I vividly remember watching the footage of Oscar Grant’s murder on New Year’s Day 2009. Phones were becoming smarter every day. Citizen journalism was on the rise, even if it didn’t have a name then. The videos disturbed me greatly. So I resisted watching this movie until I was better prepared to consume it.
Ryan Coogler – being a Bay Area native – perfectly captures Bay Area culture. Coogler showed the world what it was like growing up in the Bay in subtle ways, not even considering that they filmed on location when and where they could. The dialogue stood out to me in a finite sort of way; the diction was very Bay Area.

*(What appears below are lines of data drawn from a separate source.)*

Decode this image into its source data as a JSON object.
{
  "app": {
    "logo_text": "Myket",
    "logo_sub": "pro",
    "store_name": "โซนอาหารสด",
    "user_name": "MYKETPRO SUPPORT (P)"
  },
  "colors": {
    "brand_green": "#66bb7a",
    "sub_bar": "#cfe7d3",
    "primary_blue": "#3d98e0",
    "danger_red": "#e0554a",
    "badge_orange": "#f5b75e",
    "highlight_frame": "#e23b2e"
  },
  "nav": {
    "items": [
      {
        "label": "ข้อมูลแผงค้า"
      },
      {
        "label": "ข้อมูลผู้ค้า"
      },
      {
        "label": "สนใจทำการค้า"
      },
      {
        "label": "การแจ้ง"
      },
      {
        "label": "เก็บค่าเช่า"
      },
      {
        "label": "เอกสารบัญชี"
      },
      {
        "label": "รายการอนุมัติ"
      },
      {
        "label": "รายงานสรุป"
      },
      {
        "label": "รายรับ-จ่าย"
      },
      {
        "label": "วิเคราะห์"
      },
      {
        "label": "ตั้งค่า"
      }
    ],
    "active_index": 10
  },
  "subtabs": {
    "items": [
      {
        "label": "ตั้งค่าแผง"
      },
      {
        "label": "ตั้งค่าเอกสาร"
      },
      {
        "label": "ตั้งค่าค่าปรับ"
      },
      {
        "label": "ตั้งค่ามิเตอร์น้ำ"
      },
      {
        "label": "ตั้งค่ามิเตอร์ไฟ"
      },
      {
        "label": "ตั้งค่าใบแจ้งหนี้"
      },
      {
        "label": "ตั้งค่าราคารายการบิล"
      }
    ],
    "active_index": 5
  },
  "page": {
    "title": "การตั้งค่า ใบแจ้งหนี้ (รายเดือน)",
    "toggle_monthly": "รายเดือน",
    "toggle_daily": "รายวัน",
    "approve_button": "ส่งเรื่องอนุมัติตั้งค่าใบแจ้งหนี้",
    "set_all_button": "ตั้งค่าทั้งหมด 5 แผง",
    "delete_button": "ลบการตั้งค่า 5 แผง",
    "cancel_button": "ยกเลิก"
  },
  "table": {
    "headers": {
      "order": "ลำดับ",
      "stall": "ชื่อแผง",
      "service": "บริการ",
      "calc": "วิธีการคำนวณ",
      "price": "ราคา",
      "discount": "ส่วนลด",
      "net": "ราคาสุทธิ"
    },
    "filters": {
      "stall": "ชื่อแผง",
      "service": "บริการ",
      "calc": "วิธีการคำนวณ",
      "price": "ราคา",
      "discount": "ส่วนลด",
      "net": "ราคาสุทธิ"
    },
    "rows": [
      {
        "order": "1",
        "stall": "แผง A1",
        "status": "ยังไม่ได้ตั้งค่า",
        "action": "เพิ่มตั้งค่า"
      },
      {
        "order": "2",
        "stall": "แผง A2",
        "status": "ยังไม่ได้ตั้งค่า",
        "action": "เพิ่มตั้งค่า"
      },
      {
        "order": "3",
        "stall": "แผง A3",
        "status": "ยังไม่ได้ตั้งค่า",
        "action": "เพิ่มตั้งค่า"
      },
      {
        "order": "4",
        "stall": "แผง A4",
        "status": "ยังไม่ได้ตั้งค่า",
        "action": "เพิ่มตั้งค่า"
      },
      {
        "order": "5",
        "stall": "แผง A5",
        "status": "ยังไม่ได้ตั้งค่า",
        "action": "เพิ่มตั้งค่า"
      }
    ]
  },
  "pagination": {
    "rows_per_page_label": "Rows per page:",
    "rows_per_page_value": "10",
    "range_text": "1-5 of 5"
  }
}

Oscar could’ve been a kid I went to school with, another lost soul trying to get straight for his little girl. In fact, he was three years younger than me. That hit close to home.
Seeing him roll with everyone to the City was like watching them in real-time. I could see groups like that anywhere in the Bay, on any given day.
When the people come together on the BART to ring in the New Year, that’s what gave me the biggest smile. That’s what I loved most about living there. You come together when the music’s on, no matter what your path is.
Watching the movie was additionally bittersweet for me. When I attended orientation for my grad program, I lived with my extended family in Alameda temporarily. Thus, the closest BART station into the City was – you guessed it – Fruitvale Station.
It was surreal to be there, knowing this happened to him. My life changed for the better, and Oscar never got that chance, even though he was ready to make those moves. That was a sobering thought.
The acting was on point from the whole cast: Michael B. Jordan’s Oscar and Octavia Spencer’s Wanda were standouts, each was beautifully rendered.
Stories like this need to be told. I’m glad Coogler fought to tell Oscar’s story. We’re all the better for it.